**Dataset content**:
________________________
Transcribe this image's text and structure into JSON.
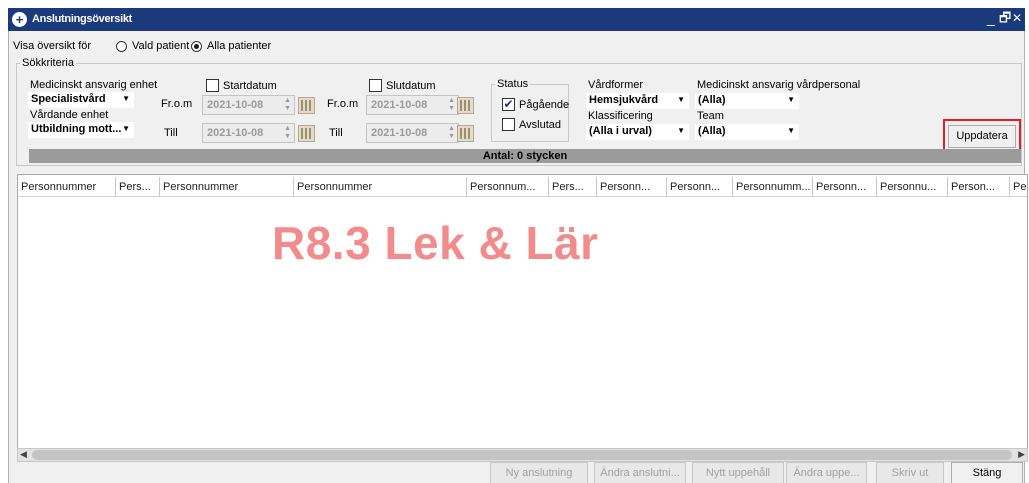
{
  "window": {
    "title": "Anslutningsöversikt",
    "minimize": "_",
    "restore": "🗗",
    "close": "✕"
  },
  "view": {
    "label": "Visa översikt för",
    "options": [
      "Vald patient",
      "Alla patienter"
    ],
    "selected": "Alla patienter"
  },
  "criteria": {
    "group_label": "Sökkriteria",
    "medical_unit_label": "Medicinskt ansvarig enhet",
    "medical_unit_value": "Specialistvård",
    "care_unit_label": "Vårdande enhet",
    "care_unit_value": "Utbildning mott...",
    "start": {
      "label": "Startdatum",
      "checked": false,
      "from_label": "Fr.o.m",
      "from_value": "2021-10-08",
      "to_label": "Till",
      "to_value": "2021-10-08"
    },
    "end": {
      "label": "Slutdatum",
      "checked": false,
      "from_label": "Fr.o.m",
      "from_value": "2021-10-08",
      "to_label": "Till",
      "to_value": "2021-10-08"
    },
    "status": {
      "label": "Status",
      "ongoing_label": "Pågående",
      "ongoing_checked": true,
      "finished_label": "Avslutad",
      "finished_checked": false
    },
    "care_forms_label": "Vårdformer",
    "care_forms_value": "Hemsjukvård",
    "classification_label": "Klassificering",
    "classification_value": "(Alla i urval)",
    "staff_label": "Medicinskt ansvarig vårdpersonal",
    "staff_value": "(Alla)",
    "team_label": "Team",
    "team_value": "(Alla)",
    "update_button": "Uppdatera"
  },
  "count_text": "Antal: 0 stycken",
  "table": {
    "columns": [
      "Personnummer",
      "Pers...",
      "Personnummer",
      "Personnummer",
      "Personnum...",
      "Pers...",
      "Personn...",
      "Personn...",
      "Personnumm...",
      "Personn...",
      "Personnu...",
      "Person...",
      "Per"
    ],
    "rows": []
  },
  "watermark": "R8.3 Lek & Lär",
  "footer_buttons": [
    "Ny anslutning",
    "Ändra anslutni...",
    "Nytt uppehåll",
    "Ändra uppe...",
    "Skriv ut",
    "Stäng"
  ],
  "colors": {
    "titlebar": "#1a3a7c",
    "watermark": "#f28c8c",
    "highlight": "#e02020"
  }
}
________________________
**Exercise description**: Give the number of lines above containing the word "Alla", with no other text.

**Output below**: 5